Dozens of the NSA’s software exploits were dumped onto the Internet, for free, to any criminal and foreign spy. The writing was on the wall at that point and it was only a matter of time before one of the exploits leaked was used against the country that created them and her allies. The WannaCry malware, affecting computer systems in 150 countries, shut down hospitals, disrupted rail traffic and created a general sense of frustration from IT Administrators around the world.
For half a century, NSA pried into other people’s secrets, now they’re suddenly sitting ducks who have their secrets stolen and used around the world.
Multiple events have recently put a spotlight on the NSA’s ability to keep the secrets they have protected from leaking to the outside world. In an age of technology and cyber espionage, the NSA is critically unprepared for the coming storm of criticism from the United States government and foreign allies. Edward Snowden gave journalists hundreds of thousands of NSA documents in 2013 that were promptly verified and leaked on WikiLeaks. Harold Martin, III was charged with walking out of the NSA with a massive 50 terabytes of confidential data in 2016.
The debut of the Shadow Brokers occurred just before Harold was formally charged by the NSA for stealing this data. There is also dissension in the ranks of former members of the NSA as Michael Hayden, Director of the NSA from 1999 to 2005, has said: “I cannot defend an agency having powerful tools if it cannot protect the tools and keep them in its own hands.” The loss of malware, the damage it’s caused, is a serious threat to the future of the agency as a whole.
As if this isn’t already bad enough, the hacking group has announced they are launching a monthly subscription model in a mocking tone of fake broken English. “Is being like the wine of month club. Each month peoples can be paying a membership fee, then getting members only data dump each month.
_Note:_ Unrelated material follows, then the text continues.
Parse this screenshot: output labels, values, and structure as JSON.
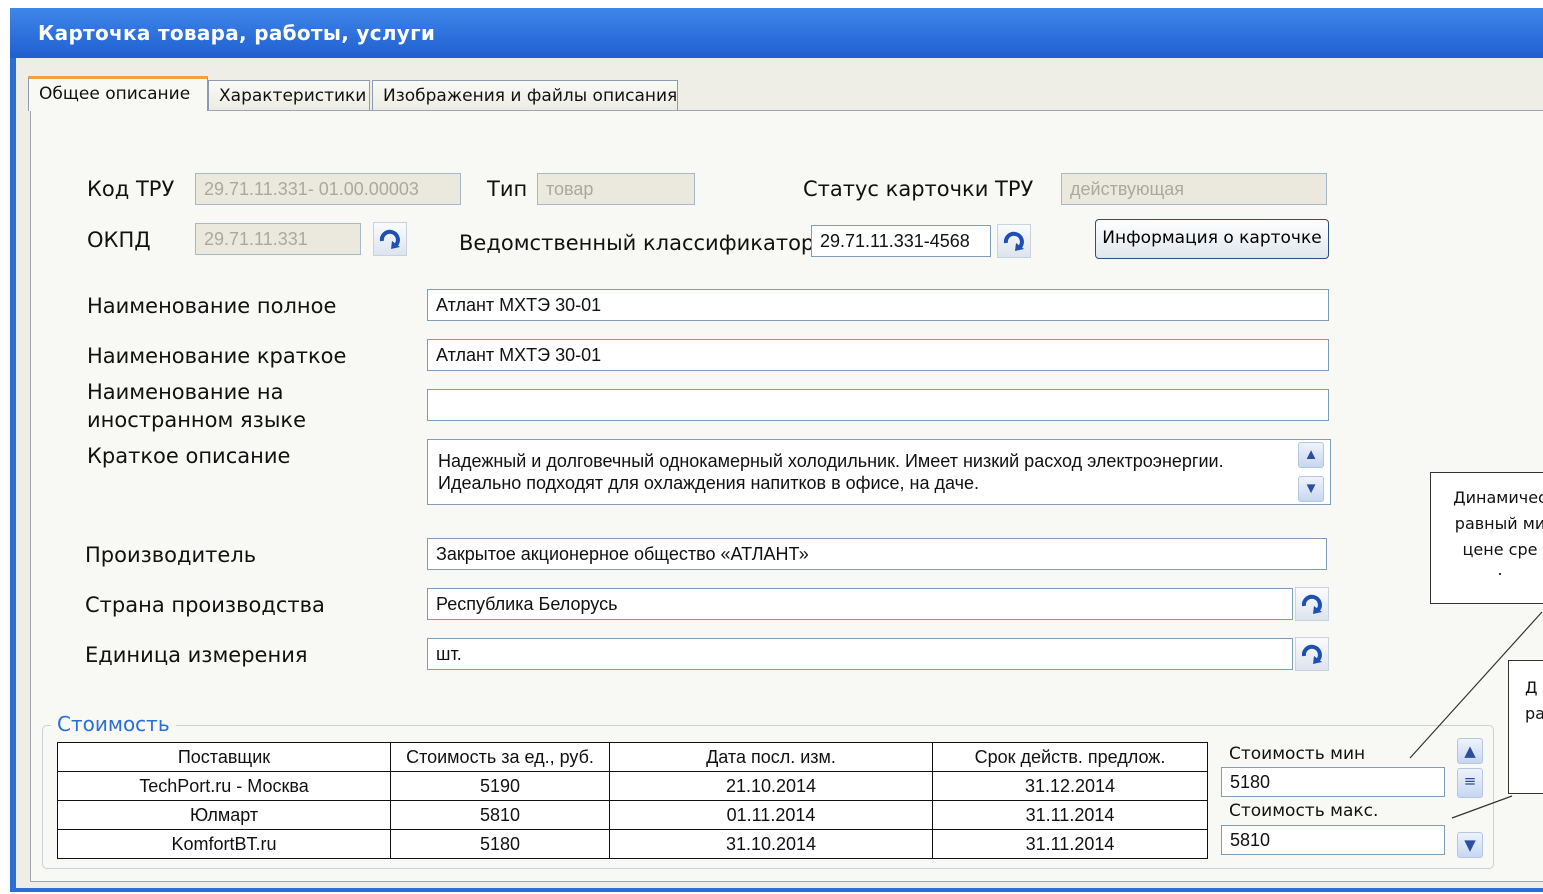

What members doing with data after is up to members.” The post’s title, “OH LORDY! Comey Wanna Cry Edition” is part of the reason that the WannaCry malware got its nickname. Experts have said the dump of NSA tools by the group had workable exploits that can and do spread rapidly, infecting hundreds of thousands of computer systems around the world. There is most certainly more NSA malware that has not been released yet, a fact that has may researchers and experts saying that this is just the beginning of the world’s problems.
In a final blow to the NSA, specialists have detected evidence that North Korea may have carried out the start of the attack. An adversary took leaked malware exploits and used them to attack the very authors of the malware for their own benefit. The episode with Shadow Brokers spells disaster for the NSA that has put a spotlight on the stakes of leaks from an agency that has amassed a literal arsenal of stealthy software tools that, until recently, were only used to break into foreign computer networks and gather intelligence.
Shadow Brokers has single-handedly exposed the NSA, showed the world just how far they are willing to go in the so-called protection of “national security” in the United States. Since the middle of April, the exploits DoublePulsar and EternalBlue have gone into the wild, WannaCry is built on the EternalBlue exploit. Cyber specialists have already found another NSA tool that has been weaponized and offered for sale with another dozen agency exploits being discussed by hackers on how to utilize them effectively.
In a bitter twist, the chief executive of BinaryEdge had a kind of compliment about the agency, now under siege:
These tools were beautifully made. Hard to detect and easy to use. They were pretty much point and shoot. Even under the circumstances, you have to appreciate good engineering.
Not much of a consolation for those recently infected with WannaCry. The NSA has a rough road ahead.